[Data records for software interfaces]
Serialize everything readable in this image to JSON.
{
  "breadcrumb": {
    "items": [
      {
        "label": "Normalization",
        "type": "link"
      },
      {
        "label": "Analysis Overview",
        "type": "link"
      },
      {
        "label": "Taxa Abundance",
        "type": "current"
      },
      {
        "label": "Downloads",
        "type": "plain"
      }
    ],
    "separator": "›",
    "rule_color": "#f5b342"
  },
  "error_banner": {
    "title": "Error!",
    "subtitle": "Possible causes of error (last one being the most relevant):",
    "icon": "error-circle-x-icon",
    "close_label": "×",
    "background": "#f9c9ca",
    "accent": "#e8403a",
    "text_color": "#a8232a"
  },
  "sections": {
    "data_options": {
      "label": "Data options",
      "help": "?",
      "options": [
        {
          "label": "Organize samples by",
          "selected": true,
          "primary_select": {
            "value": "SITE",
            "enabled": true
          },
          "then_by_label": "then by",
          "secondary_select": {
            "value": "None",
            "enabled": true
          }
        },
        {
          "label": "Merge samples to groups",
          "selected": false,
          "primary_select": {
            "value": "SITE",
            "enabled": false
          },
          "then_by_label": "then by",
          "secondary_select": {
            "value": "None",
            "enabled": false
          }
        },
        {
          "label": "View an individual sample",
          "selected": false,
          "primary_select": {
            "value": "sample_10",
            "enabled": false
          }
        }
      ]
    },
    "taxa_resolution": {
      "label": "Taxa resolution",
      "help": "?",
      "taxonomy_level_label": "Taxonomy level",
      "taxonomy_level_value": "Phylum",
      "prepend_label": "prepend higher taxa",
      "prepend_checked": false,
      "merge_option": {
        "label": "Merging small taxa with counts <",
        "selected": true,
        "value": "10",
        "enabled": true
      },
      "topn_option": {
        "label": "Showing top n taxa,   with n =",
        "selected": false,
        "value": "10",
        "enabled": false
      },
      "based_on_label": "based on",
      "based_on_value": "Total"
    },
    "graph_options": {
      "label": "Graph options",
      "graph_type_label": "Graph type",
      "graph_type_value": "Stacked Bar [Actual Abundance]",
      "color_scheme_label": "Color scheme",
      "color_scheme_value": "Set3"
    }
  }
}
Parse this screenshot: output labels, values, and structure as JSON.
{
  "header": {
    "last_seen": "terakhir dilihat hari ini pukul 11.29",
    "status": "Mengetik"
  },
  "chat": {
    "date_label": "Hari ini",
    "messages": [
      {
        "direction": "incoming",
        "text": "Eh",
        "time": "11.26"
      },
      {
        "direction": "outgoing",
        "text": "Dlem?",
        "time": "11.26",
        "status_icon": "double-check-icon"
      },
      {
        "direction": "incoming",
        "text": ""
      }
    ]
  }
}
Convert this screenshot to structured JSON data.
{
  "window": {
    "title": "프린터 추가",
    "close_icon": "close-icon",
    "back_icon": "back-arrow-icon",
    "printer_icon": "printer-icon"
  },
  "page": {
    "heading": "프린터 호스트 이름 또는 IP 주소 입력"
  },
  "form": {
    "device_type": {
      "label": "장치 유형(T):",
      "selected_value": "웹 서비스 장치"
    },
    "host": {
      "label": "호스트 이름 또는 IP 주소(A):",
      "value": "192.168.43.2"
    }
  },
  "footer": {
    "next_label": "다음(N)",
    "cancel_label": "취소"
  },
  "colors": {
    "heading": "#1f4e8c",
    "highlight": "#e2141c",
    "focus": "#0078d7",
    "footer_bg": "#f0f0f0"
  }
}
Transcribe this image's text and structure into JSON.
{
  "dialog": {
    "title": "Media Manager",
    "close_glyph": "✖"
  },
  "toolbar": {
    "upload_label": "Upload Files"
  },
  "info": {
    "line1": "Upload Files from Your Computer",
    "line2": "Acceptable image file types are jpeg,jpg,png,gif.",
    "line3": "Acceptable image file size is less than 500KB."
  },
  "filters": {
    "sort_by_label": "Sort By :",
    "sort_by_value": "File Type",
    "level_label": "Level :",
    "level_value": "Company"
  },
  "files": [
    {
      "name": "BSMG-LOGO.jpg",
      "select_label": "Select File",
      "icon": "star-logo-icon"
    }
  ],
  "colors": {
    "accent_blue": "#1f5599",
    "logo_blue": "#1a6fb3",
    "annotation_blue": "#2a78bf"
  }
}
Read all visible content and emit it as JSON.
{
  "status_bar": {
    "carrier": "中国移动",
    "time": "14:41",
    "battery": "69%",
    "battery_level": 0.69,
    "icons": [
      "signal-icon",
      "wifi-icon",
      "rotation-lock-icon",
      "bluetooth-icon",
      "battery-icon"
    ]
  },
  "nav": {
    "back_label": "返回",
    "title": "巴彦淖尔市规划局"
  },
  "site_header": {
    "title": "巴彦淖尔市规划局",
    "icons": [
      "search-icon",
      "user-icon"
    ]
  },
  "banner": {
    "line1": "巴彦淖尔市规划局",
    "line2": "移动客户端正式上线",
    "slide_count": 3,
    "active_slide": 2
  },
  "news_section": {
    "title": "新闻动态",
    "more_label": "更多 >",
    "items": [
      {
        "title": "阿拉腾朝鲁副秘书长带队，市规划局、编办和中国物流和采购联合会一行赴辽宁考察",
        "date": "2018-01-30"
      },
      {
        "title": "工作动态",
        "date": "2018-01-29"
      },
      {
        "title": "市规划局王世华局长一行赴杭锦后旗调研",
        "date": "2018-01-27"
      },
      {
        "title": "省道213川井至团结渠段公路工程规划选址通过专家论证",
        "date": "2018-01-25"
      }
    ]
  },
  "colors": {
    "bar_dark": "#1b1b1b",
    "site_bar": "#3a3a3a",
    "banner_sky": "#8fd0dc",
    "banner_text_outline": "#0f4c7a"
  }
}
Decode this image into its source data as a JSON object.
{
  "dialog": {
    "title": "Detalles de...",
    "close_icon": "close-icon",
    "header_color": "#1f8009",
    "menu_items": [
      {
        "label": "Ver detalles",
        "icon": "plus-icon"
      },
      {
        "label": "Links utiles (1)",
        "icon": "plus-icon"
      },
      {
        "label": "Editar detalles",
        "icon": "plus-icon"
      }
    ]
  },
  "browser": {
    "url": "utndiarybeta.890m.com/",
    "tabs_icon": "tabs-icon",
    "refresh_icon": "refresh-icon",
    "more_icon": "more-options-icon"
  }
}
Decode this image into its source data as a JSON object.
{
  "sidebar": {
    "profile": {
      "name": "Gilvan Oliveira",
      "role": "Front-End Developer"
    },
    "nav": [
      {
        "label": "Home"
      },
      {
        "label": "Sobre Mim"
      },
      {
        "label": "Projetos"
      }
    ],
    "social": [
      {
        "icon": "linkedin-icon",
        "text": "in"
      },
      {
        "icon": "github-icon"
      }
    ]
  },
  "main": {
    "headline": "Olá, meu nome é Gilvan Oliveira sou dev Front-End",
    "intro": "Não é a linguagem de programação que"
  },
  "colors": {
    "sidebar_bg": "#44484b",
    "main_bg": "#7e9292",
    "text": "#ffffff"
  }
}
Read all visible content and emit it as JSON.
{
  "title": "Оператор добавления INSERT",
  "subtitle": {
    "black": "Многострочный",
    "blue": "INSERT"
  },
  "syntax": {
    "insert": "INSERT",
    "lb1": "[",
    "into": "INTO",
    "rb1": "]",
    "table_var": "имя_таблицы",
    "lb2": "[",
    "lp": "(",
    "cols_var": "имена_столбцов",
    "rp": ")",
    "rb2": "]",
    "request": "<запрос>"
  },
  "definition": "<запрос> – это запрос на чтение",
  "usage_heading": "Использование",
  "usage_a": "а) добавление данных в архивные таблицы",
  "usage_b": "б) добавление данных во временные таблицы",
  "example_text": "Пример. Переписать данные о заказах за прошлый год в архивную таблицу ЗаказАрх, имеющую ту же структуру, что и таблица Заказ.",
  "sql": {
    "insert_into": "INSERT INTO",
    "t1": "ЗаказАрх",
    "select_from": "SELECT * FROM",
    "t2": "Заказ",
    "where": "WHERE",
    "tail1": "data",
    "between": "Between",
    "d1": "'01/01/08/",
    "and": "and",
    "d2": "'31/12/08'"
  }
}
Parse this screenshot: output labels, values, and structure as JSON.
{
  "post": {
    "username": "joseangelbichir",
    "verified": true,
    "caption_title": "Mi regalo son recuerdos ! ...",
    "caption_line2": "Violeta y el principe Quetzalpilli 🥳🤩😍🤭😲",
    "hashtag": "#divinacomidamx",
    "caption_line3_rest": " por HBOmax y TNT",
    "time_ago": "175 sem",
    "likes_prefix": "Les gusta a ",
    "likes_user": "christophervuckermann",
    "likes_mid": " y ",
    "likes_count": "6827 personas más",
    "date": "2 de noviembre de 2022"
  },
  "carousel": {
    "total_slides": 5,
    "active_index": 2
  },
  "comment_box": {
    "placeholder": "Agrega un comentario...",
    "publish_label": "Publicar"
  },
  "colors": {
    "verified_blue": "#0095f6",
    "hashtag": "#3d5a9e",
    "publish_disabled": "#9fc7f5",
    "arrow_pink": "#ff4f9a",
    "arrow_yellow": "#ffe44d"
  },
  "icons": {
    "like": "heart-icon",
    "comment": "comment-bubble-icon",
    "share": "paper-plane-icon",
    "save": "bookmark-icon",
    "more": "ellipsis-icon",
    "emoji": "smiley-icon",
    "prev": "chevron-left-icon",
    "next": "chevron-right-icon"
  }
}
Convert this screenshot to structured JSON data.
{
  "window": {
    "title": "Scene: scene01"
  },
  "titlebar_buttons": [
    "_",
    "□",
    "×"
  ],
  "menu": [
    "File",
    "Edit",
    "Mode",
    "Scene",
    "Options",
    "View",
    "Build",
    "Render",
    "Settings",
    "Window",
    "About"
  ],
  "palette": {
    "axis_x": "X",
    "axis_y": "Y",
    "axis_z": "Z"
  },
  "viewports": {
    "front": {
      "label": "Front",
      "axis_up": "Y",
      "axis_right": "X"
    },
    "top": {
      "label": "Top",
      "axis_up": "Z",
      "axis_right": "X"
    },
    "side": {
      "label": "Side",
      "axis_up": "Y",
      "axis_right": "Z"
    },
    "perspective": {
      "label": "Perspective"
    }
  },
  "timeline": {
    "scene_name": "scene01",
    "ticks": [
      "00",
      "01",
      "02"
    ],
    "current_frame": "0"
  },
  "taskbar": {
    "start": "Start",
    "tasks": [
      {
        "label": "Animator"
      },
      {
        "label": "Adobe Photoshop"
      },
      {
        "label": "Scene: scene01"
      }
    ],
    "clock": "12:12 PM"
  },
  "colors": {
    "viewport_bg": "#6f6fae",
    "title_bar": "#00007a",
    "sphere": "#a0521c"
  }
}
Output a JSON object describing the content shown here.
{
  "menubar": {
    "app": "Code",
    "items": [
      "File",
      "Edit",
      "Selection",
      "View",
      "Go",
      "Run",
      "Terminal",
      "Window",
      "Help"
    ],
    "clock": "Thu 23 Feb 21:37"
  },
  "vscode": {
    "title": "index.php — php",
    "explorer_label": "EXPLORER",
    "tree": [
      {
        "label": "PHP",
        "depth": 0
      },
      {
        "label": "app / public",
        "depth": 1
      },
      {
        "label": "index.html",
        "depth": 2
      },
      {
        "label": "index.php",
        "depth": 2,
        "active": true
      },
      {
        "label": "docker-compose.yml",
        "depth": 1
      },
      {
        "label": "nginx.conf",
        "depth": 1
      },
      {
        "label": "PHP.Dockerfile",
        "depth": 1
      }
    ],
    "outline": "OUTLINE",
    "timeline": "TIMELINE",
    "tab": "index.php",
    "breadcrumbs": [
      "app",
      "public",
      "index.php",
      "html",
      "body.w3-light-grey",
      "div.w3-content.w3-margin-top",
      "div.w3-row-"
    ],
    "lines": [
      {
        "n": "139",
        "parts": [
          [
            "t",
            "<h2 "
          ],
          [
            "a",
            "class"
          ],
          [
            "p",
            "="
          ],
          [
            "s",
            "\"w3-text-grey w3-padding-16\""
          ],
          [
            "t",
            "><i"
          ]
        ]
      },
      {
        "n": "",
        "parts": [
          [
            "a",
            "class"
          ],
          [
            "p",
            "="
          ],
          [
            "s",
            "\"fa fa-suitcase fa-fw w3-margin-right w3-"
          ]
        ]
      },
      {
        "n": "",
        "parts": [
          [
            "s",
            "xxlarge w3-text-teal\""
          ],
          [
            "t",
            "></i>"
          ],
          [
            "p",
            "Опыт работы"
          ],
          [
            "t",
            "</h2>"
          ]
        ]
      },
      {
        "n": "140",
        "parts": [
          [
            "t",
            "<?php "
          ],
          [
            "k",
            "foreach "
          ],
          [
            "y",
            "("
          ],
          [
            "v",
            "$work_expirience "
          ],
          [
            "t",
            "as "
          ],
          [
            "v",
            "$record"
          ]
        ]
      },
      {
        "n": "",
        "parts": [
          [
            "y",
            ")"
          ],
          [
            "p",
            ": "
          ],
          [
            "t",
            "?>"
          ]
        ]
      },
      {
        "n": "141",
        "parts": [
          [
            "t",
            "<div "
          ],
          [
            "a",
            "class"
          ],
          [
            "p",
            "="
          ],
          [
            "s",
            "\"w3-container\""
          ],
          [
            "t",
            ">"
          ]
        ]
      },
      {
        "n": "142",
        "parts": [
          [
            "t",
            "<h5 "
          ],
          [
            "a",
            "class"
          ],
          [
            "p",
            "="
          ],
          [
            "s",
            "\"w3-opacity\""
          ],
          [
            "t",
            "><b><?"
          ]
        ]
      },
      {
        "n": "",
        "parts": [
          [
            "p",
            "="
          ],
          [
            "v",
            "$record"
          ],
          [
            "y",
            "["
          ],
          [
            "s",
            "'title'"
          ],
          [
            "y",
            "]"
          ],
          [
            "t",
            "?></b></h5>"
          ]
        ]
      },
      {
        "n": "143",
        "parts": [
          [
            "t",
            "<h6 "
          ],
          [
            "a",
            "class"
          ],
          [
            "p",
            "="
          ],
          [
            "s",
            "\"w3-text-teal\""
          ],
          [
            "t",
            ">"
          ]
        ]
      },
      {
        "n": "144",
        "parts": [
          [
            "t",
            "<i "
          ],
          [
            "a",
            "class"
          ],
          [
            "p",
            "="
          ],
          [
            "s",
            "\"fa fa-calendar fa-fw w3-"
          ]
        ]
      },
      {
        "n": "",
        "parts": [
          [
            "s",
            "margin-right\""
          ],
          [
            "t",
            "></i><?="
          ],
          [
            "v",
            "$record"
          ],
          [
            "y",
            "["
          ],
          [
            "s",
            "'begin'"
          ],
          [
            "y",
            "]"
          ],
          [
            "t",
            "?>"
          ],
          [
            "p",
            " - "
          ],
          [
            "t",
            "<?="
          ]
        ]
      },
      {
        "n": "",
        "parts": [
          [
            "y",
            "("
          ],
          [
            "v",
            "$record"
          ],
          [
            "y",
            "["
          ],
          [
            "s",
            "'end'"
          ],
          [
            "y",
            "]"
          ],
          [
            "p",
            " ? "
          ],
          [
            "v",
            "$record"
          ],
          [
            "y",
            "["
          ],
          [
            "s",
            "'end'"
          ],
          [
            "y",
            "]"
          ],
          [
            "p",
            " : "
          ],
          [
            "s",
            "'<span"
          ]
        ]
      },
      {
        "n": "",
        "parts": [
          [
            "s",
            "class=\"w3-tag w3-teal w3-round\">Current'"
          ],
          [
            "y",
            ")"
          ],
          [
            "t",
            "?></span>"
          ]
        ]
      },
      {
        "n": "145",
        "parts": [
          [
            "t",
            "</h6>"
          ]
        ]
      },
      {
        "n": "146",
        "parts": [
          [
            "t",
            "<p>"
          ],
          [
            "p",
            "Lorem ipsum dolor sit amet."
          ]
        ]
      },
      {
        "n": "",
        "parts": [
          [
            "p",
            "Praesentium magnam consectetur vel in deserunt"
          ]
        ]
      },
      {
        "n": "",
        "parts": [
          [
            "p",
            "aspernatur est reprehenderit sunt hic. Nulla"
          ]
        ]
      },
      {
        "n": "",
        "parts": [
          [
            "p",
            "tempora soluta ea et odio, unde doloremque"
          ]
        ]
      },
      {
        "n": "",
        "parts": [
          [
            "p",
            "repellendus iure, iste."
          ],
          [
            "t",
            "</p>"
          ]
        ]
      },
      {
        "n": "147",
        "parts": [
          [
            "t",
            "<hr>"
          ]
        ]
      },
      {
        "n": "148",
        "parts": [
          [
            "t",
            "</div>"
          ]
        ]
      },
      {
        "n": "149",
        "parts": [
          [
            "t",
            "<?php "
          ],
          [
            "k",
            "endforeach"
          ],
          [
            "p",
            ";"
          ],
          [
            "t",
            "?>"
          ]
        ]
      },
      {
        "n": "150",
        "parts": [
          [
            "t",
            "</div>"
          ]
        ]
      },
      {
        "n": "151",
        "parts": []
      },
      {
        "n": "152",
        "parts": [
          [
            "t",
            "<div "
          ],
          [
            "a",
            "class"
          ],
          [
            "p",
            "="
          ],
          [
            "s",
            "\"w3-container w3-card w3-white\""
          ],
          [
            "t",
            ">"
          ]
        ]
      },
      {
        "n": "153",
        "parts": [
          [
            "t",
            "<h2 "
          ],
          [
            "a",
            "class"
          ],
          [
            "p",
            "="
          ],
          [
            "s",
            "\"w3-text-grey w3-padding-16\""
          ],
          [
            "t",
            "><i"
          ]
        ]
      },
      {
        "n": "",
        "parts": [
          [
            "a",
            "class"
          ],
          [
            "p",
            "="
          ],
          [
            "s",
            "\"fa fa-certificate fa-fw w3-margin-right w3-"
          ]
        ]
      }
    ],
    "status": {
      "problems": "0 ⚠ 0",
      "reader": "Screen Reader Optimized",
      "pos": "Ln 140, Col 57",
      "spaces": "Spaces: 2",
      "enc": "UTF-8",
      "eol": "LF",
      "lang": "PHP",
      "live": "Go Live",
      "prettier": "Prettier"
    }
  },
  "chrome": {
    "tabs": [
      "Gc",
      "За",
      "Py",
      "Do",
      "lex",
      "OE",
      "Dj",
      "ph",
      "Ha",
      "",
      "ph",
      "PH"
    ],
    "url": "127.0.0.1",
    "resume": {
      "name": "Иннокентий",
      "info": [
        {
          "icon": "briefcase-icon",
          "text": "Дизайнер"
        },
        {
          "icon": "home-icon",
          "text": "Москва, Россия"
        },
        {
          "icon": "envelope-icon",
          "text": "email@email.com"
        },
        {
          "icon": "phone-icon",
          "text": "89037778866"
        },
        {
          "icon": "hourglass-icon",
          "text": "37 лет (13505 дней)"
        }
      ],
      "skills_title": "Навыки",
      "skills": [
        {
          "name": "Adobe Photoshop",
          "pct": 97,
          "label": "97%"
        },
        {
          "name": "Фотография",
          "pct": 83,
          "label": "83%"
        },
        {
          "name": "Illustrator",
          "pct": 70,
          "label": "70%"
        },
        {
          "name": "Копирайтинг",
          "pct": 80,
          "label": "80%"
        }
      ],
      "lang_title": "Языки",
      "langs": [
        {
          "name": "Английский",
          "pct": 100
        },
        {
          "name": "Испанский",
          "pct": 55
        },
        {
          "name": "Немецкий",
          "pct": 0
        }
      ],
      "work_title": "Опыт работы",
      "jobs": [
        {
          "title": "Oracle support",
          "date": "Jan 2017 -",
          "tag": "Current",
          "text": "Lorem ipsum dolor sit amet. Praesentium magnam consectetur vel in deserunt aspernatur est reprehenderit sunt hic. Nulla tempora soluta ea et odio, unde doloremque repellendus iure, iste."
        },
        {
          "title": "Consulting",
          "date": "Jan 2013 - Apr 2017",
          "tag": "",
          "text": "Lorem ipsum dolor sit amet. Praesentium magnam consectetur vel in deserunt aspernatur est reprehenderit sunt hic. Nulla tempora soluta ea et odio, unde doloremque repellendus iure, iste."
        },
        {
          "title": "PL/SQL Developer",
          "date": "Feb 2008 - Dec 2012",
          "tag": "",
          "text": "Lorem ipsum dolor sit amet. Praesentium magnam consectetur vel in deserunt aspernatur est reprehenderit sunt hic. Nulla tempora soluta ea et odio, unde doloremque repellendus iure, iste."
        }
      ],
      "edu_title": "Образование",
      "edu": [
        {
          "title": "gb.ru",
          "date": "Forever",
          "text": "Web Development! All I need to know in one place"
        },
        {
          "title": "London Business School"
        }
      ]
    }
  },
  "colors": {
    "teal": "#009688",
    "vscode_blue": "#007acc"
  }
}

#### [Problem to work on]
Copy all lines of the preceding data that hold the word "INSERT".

#### [Your response]
  "title": "Оператор добавления INSERT",
    "blue": "INSERT"
    "insert": "INSERT",
    "insert_into": "INSERT INTO",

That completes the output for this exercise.